Bank Customers To Benefit From New CharterConsumer Affairs
The move to formally improve the relationship between banks and their business customers is being welcomed by Consumer
Affairs Minister Peter McCardle.
After discussions between Mr McCardle and the Bankers' Association over the past three months, a Statement of Principles
has been developed to guide that relationship. Consisting of 13 principles, the Statement formally states what customers can
expect from their bank, and vice versa. It comes into effect on 1 June 1999.
"The aim is to minimise any perceived unfairness. Both banks and borrowers, especially businesses, will have greater
clarity about their responsibilities to each other. And customers will have better opportunities to seek redress if they think
their bank is not adhering to the Principles," Mr McCardle said.
"In future any business getting into financial difficulties should be given warning of a bank's concerns, and get the chance to
take remedial action. Equally, those customers will be expected to approach their bank if they are getting into trouble. So the

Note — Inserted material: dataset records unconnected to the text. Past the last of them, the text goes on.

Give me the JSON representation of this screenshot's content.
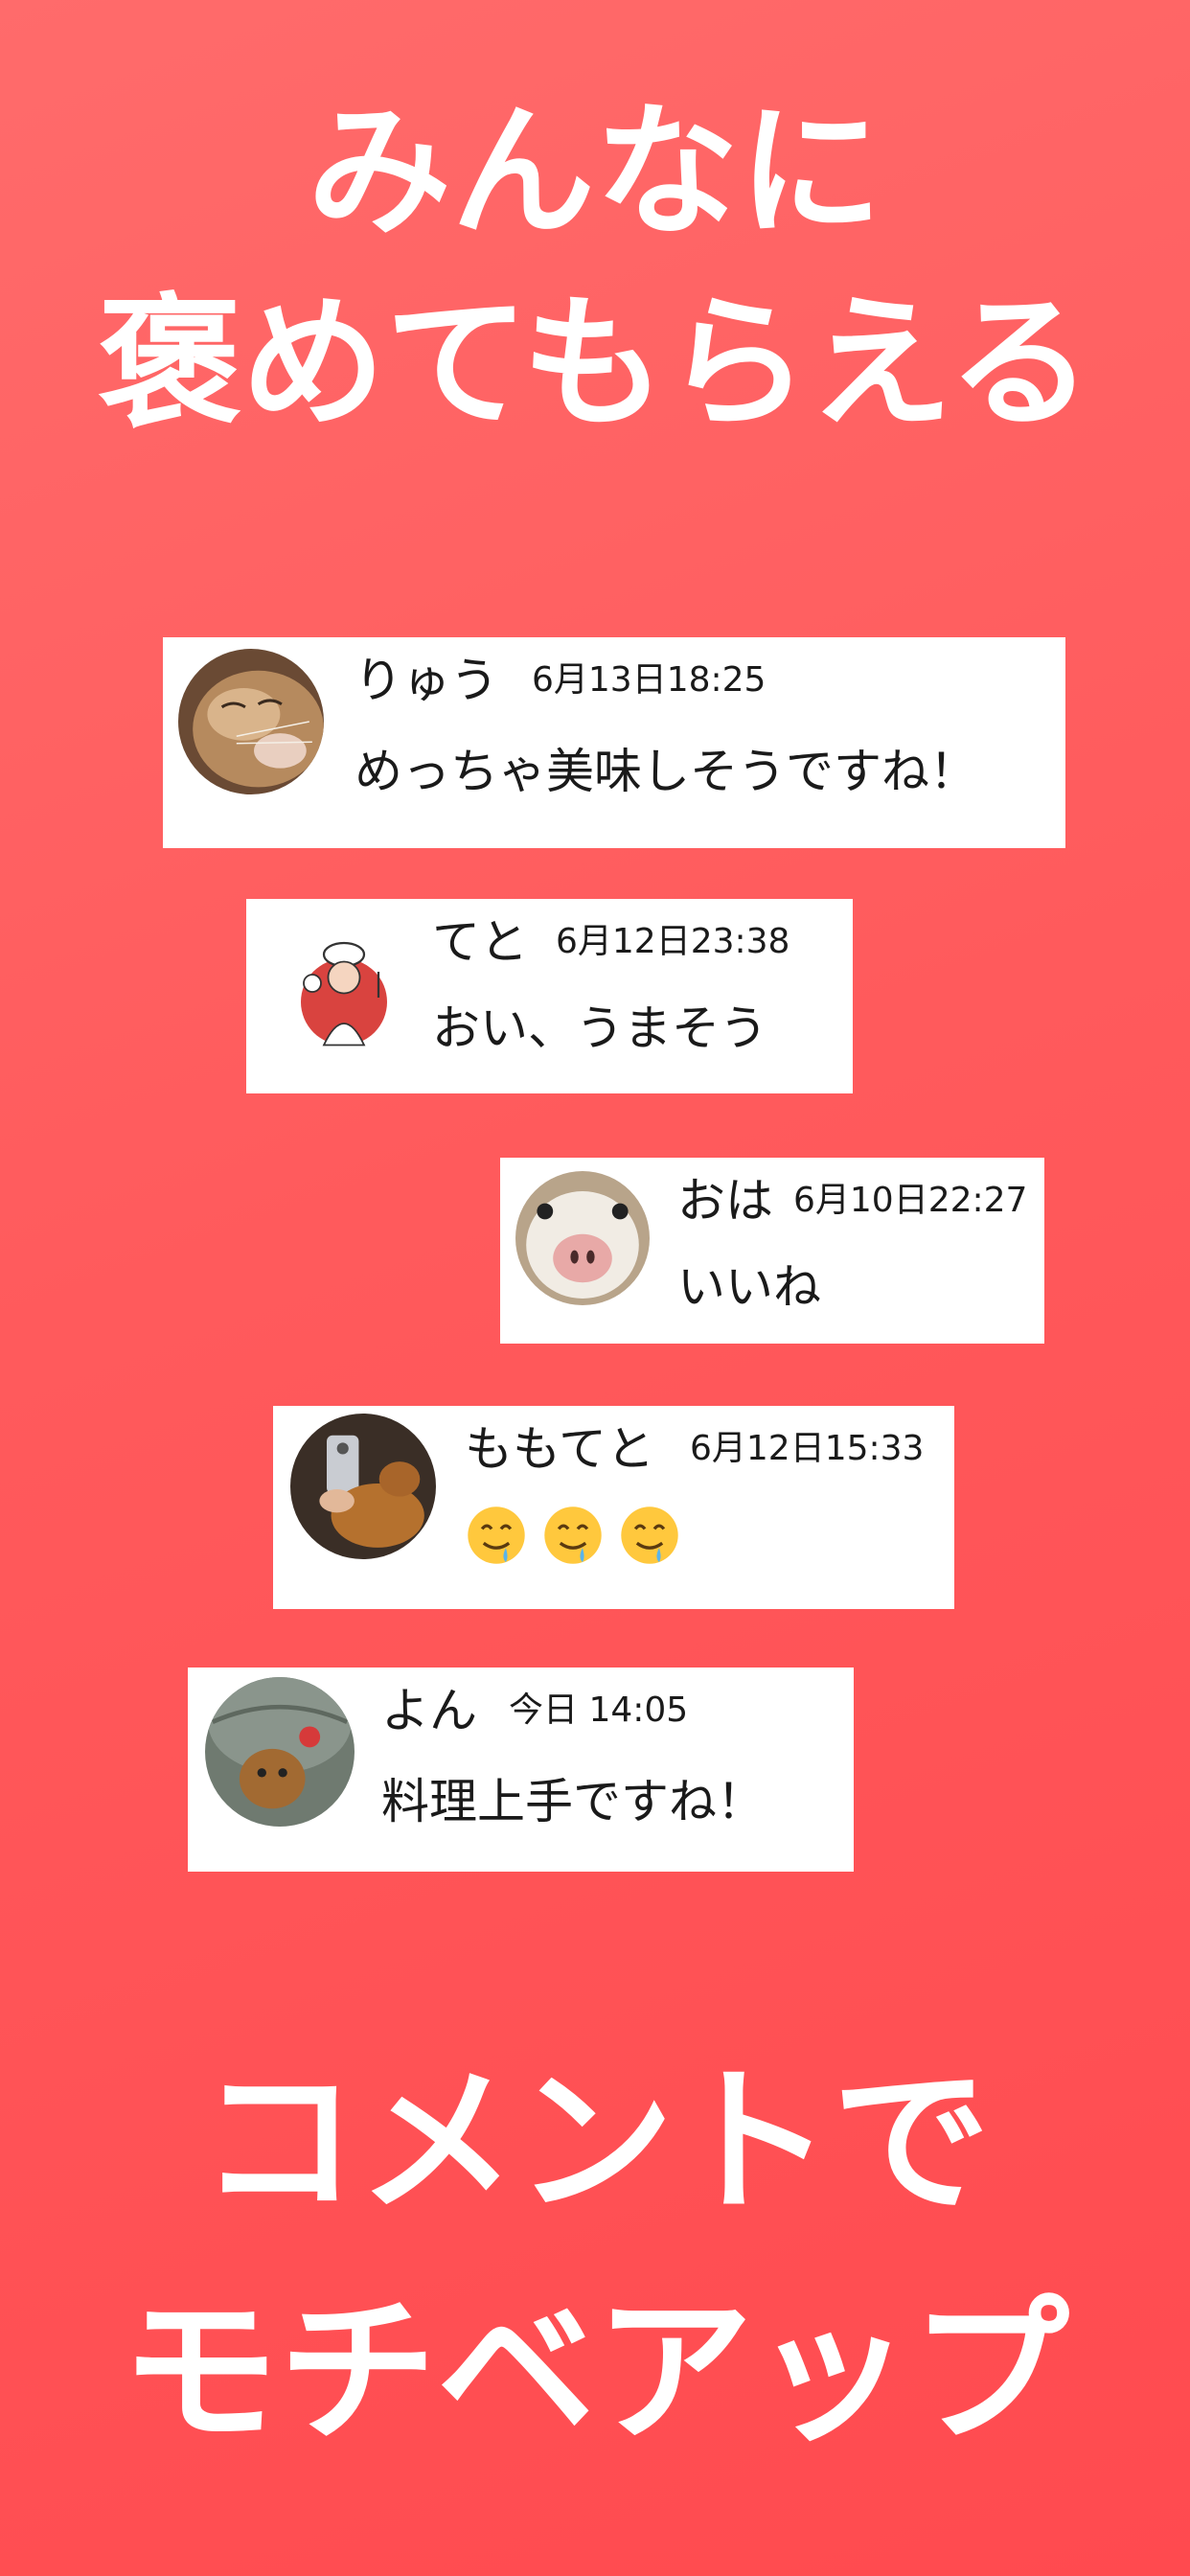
{
  "headline_top": {
    "line1": "みんなに",
    "line2": "褒めてもらえる"
  },
  "headline_bottom": {
    "line1": "コメントで",
    "line2": "モチベアップ"
  },
  "colors": {
    "background": "#ff5a5c",
    "card": "#ffffff",
    "text": "#1a1a1a",
    "headline": "#ffffff"
  },
  "comments": [
    {
      "name": "りゅう",
      "time": "6月13日18:25",
      "text": "めっちゃ美味しそうですね！",
      "avatar": "cat-closeup-avatar"
    },
    {
      "name": "てと",
      "time": "6月12日23:38",
      "text": "おい、うまそう",
      "avatar": "chef-illustration-avatar"
    },
    {
      "name": "おは",
      "time": "6月10日22:27",
      "text": "いいね",
      "avatar": "cat-nose-avatar"
    },
    {
      "name": "ももてと",
      "time": "6月12日15:33",
      "text": "🤤🤤🤤",
      "avatar": "selfie-with-cat-avatar",
      "emoji_count": 3,
      "emoji_icon": "drooling-face-icon"
    },
    {
      "name": "よん",
      "time": "今日 14:05",
      "text": "料理上手ですね！",
      "avatar": "cat-in-hat-avatar"
    }
  ]
}
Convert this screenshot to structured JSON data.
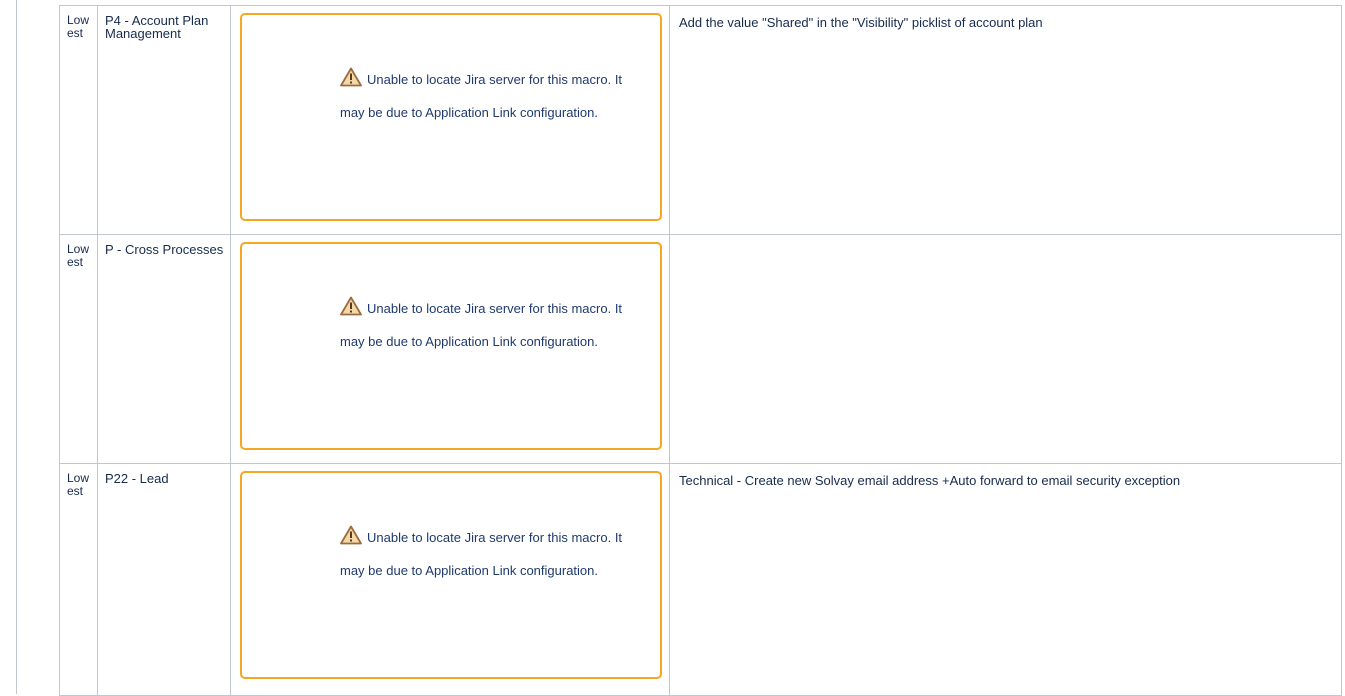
{
  "rows": [
    {
      "priority": "Lowest",
      "component": "P4 - Account Plan Management",
      "macro_message": "Unable to locate Jira server for this macro. It may be due to Application Link configuration.",
      "description": "Add the value \"Shared\" in the \"Visibility\" picklist of account plan"
    },
    {
      "priority": "Lowest",
      "component": "P - Cross Processes",
      "macro_message": "Unable to locate Jira server for this macro. It may be due to Application Link configuration.",
      "description": ""
    },
    {
      "priority": "Lowest",
      "component": "P22 - Lead",
      "macro_message": "Unable to locate Jira server for this macro. It may be due to Application Link configuration.",
      "description": "Technical - Create new Solvay email address +Auto forward to email security exception"
    }
  ],
  "icons": {
    "macro_warning": "warning-triangle-icon"
  },
  "colors": {
    "macro_border": "#f5a623",
    "grid_border": "#c1c7d0",
    "macro_text": "#1f3a6e"
  }
}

new guidelines are in everyone's best interest.
"The Principles are based on similar sets of principles in the UK.
"If a business customer acts diligently and in good faith, the Statement of Principles will see them being treated fairly by the
bank, which would have an obligation to work with them to examine viable rescue operations," Mr McCardle said.

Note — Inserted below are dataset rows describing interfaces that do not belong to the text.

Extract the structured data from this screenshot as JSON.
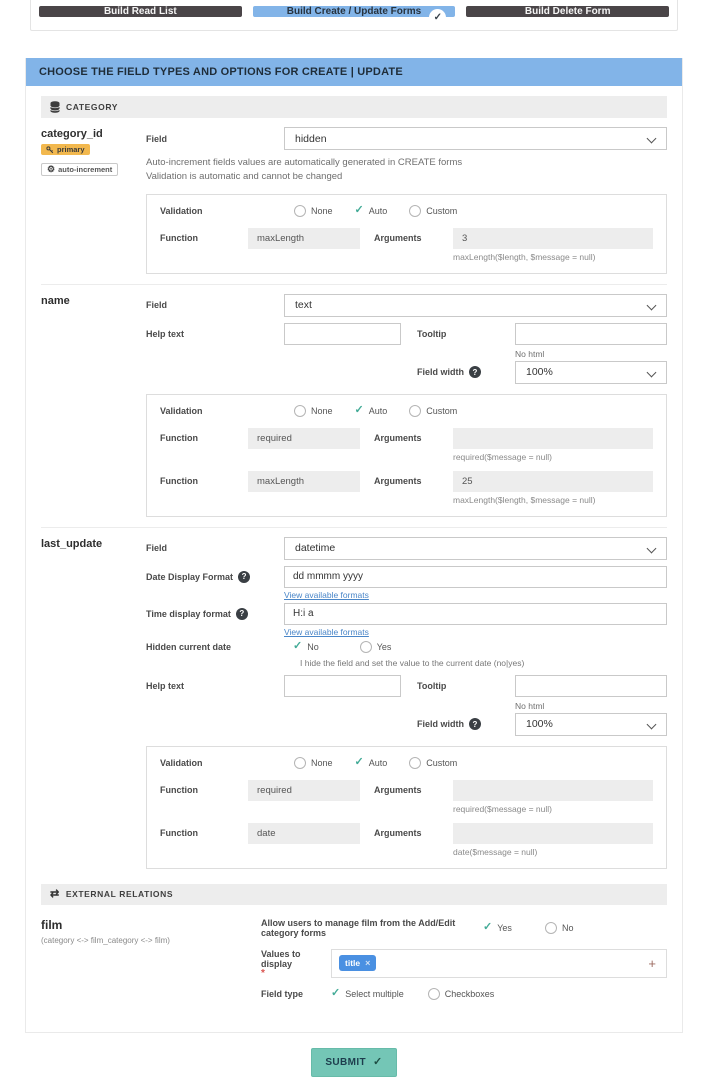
{
  "icons": {
    "check": "✓",
    "plus": "+",
    "close": "×",
    "question": "?",
    "swap": "⇄",
    "gear": "⚙"
  },
  "steps": [
    {
      "label": "Build Read List"
    },
    {
      "label": "Build Create / Update Forms"
    },
    {
      "label": "Build Delete Form"
    }
  ],
  "banner": {
    "title": "CHOOSE THE FIELD TYPES AND OPTIONS FOR CREATE | UPDATE"
  },
  "common": {
    "field": "Field",
    "help_text": "Help text",
    "tooltip": "Tooltip",
    "no_html": "No html",
    "field_width": "Field width",
    "field_width_value": "100%",
    "validation": "Validation",
    "function": "Function",
    "arguments": "Arguments",
    "none": "None",
    "auto": "Auto",
    "custom": "Custom",
    "view_formats": "View available formats"
  },
  "category_section": {
    "title": "CATEGORY"
  },
  "category_id": {
    "name": "category_id",
    "badge_primary": "primary",
    "badge_auto_increment": "auto-increment",
    "field_value": "hidden",
    "note_line1": "Auto-increment fields values are automatically generated in CREATE forms",
    "note_line2": "Validation is automatic and cannot be changed",
    "validators": [
      {
        "fn": "maxLength",
        "args": "3",
        "hint": "maxLength($length, $message = null)"
      }
    ]
  },
  "name_field": {
    "name": "name",
    "field_value": "text",
    "validators": [
      {
        "fn": "required",
        "args": "",
        "hint": "required($message = null)"
      },
      {
        "fn": "maxLength",
        "args": "25",
        "hint": "maxLength($length, $message = null)"
      }
    ]
  },
  "last_update": {
    "name": "last_update",
    "field_value": "datetime",
    "date_format_label": "Date Display Format",
    "date_format_value": "dd mmmm yyyy",
    "time_format_label": "Time display format",
    "time_format_value": "H:i a",
    "hidden_current_date_label": "Hidden current date",
    "no": "No",
    "yes": "Yes",
    "hidden_note": "I hide the field and set the value to the current date (no|yes)",
    "validators": [
      {
        "fn": "required",
        "args": "",
        "hint": "required($message = null)"
      },
      {
        "fn": "date",
        "args": "",
        "hint": "date($message = null)"
      }
    ]
  },
  "external_section": {
    "title": "EXTERNAL RELATIONS"
  },
  "film": {
    "name": "film",
    "relation": "(category <-> film_category <-> film)",
    "manage_label": "Allow users to manage film from the Add/Edit category forms",
    "yes": "Yes",
    "no": "No",
    "values_to_display": "Values to display",
    "required_mark": "*",
    "chip": "title",
    "field_type": "Field type",
    "select_multiple": "Select multiple",
    "checkboxes": "Checkboxes"
  },
  "submit": {
    "label": "SUBMIT"
  }
}
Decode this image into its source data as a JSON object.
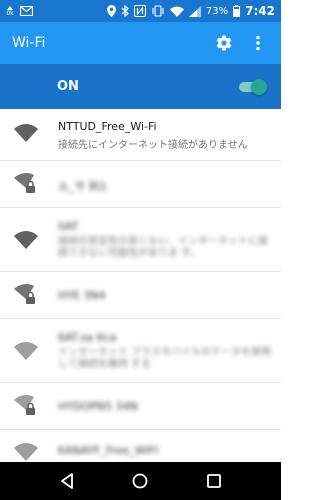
{
  "status_bar": {
    "left_small_text": "0k",
    "battery_percent": "73%",
    "time": "7:42",
    "icons": [
      "data-rate-icon",
      "mail-icon",
      "location-icon",
      "bluetooth-icon",
      "nfc-icon",
      "vibrate-icon",
      "wifi-icon",
      "signal-icon",
      "battery-icon"
    ]
  },
  "app_bar": {
    "title": "Wi-Fi",
    "actions": [
      "settings-icon",
      "overflow-menu-icon"
    ]
  },
  "wifi_switch": {
    "label": "ON",
    "state": "on"
  },
  "networks": [
    {
      "name": "NTTUD_Free_Wi-Fi",
      "status": "接続先にインターネット接続がありません",
      "secured": false,
      "blurred": false
    },
    {
      "name": "ル_サ 利1",
      "status": "",
      "secured": true,
      "blurred": true
    },
    {
      "name": "0AT",
      "status": "接続の安定性が高くない、インターネットに接続できない可能性がありま す。",
      "secured": false,
      "blurred": true
    },
    {
      "name": "HYE 3N4",
      "status": "",
      "secured": true,
      "blurred": true
    },
    {
      "name": "6AT.sa 6ca",
      "status": "インターネット プラスモバイルのデータを使用して接続を維持 する",
      "secured": false,
      "blurred": true
    },
    {
      "name": "HYDOPN5 34N",
      "status": "",
      "secured": true,
      "blurred": true
    },
    {
      "name": "KANAYF_Free_WIFI",
      "status": "",
      "secured": false,
      "blurred": true
    }
  ],
  "nav_bar": {
    "buttons": [
      "back-icon",
      "home-icon",
      "recents-icon"
    ]
  },
  "colors": {
    "status_bar": "#1976cf",
    "app_bar": "#2196f3",
    "switch_bar": "#1a73c9",
    "toggle_on": "#26a69a"
  }
}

Specifically, the Statement of Principles will require banks to:
- tell customers in writing of any concerns about a business, giving reasons

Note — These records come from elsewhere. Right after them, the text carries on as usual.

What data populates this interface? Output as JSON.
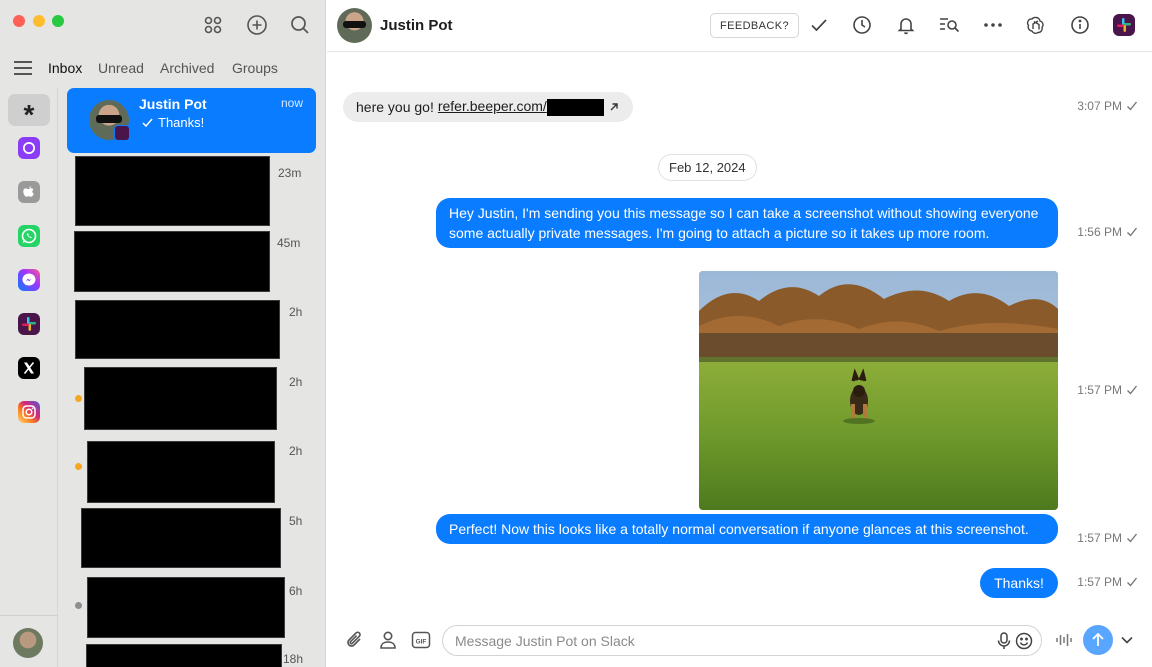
{
  "sidebar": {
    "tabs": [
      "Inbox",
      "Unread",
      "Archived",
      "Groups"
    ],
    "rail": [
      "all-chats",
      "beeper",
      "imessage",
      "whatsapp",
      "messenger",
      "slack",
      "x",
      "instagram"
    ],
    "active_chat": {
      "name": "Justin Pot",
      "time": "now",
      "preview": "Thanks!"
    },
    "chat_times": [
      "23m",
      "45m",
      "2h",
      "2h",
      "2h",
      "5h",
      "6h",
      "18h"
    ]
  },
  "header": {
    "name": "Justin Pot",
    "feedback_label": "FEEDBACK?"
  },
  "messages": {
    "incoming": {
      "prefix": "here you go!",
      "link": "refer.beeper.com/",
      "time": "3:07 PM"
    },
    "date_divider": "Feb 12, 2024",
    "outgoing": [
      {
        "text": "Hey Justin, I'm sending you this message so I can take a screenshot without showing everyone some actually private messages. I'm going to attach a picture so it takes up more room.",
        "time": "1:56 PM"
      },
      {
        "time": "1:57 PM"
      },
      {
        "text": "Perfect! Now this looks like a totally normal conversation if anyone glances at this screenshot.",
        "time": "1:57 PM"
      },
      {
        "text": "Thanks!",
        "time": "1:57 PM"
      }
    ]
  },
  "composer": {
    "placeholder": "Message Justin Pot on Slack",
    "gif_label": "GIF"
  },
  "colors": {
    "accent": "#0a7cff",
    "sidebar_bg": "#e5e5e4",
    "unread_orange": "#f5a623",
    "unread_gray": "#8e8e8e"
  }
}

- make it clear what the business customer needs to do to avoid recovery action
- support attempts to rescue a business
- inform business customers in writing of the terms of the facilities they provide, for example borrowing, and any changes to
- apply the Code of Banking Practice to business customers
The principles are to be reviewed in two years' time, when comments will be sought from the public.